If you’ve successfully completed deferred adjudication probation, you may be eligible to have an attorney seal your arrest record with an order of non-disclosure. The consequences of deferred can be a bit confusing, because, even though your criminal case is dismissed once you’re discharged from probation, the charge remains as part of your criminal history information. Potential employers can easily access your arrest information, as well as the offense with which you were charged… as can anyone else with an internet connection. Many counties provide this information online, free of charge.
For example, in Dallas County, you can search its criminal database by clicking here.
Fortunately, Texas law allows you to
seal your criminal history with an order of non-disclosure. Once sealed, your case no longer appears on these databases.
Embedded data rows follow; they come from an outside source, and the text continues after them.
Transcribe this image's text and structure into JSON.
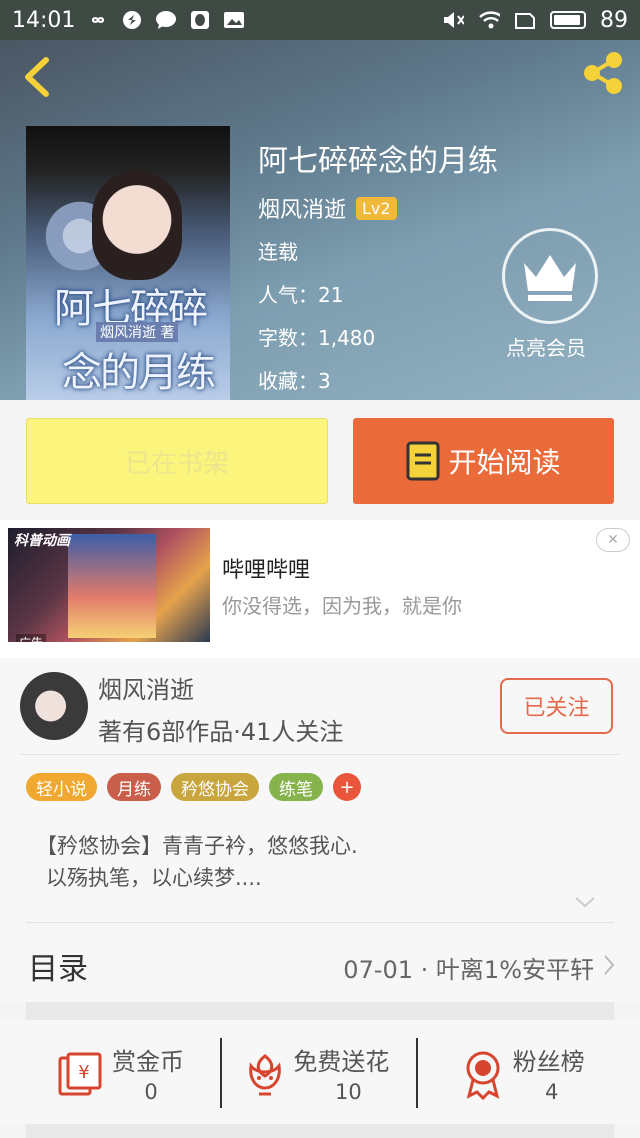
{
  "status_bar": {
    "time": "14:01",
    "battery": "89"
  },
  "book": {
    "title": "阿七碎碎念的月练",
    "author": "烟风消逝",
    "level": "Lv2",
    "status": "连载",
    "popularity_label": "人气：21",
    "words_label": "字数：1,480",
    "favorites_label": "收藏：3",
    "cover": {
      "title_line1": "阿七碎碎",
      "title_line2": "念的月练",
      "author": "烟风消逝 著"
    }
  },
  "vip": {
    "label": "点亮会员"
  },
  "actions": {
    "shelf_label": "已在书架",
    "read_label": "开始阅读"
  },
  "ad": {
    "title": "哔哩哔哩",
    "description": "你没得选，因为我，就是你",
    "tag": "广告",
    "close": "✕",
    "brand": "科普动画"
  },
  "author_card": {
    "name": "烟风消逝",
    "stats": "著有6部作品·41人关注",
    "follow_label": "已关注",
    "tags": [
      {
        "label": "轻小说",
        "color": "#f0a830"
      },
      {
        "label": "月练",
        "color": "#c95f4a"
      },
      {
        "label": "矜悠协会",
        "color": "#c9a53d"
      },
      {
        "label": "练笔",
        "color": "#86b34c"
      }
    ],
    "tag_add": "+",
    "description_line1": "【矜悠协会】青青子衿，悠悠我心.",
    "description_line2": "以殇执笔，以心续梦...."
  },
  "catalog": {
    "label": "目录",
    "latest": "07-01 · 叶离1%安平轩"
  },
  "rewards": [
    {
      "label": "赏金币",
      "value": "0",
      "icon": "red-envelope-icon"
    },
    {
      "label": "免费送花",
      "value": "10",
      "icon": "flower-icon"
    },
    {
      "label": "粉丝榜",
      "value": "4",
      "icon": "medal-icon"
    }
  ],
  "colors": {
    "accent_orange": "#ea6a3a",
    "shelf_yellow": "#fbf47d",
    "follow_red": "#e46a4d",
    "icon_red": "#d8452e"
  }
}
Further, once an order of non-disclosure is granted, the law allows you to deny that you were ever arrested or charged… even if you’re under oath (yes, the allows you to lie!).
Your probation may have ended years ago, but having it on your criminal record is like having a life sentence.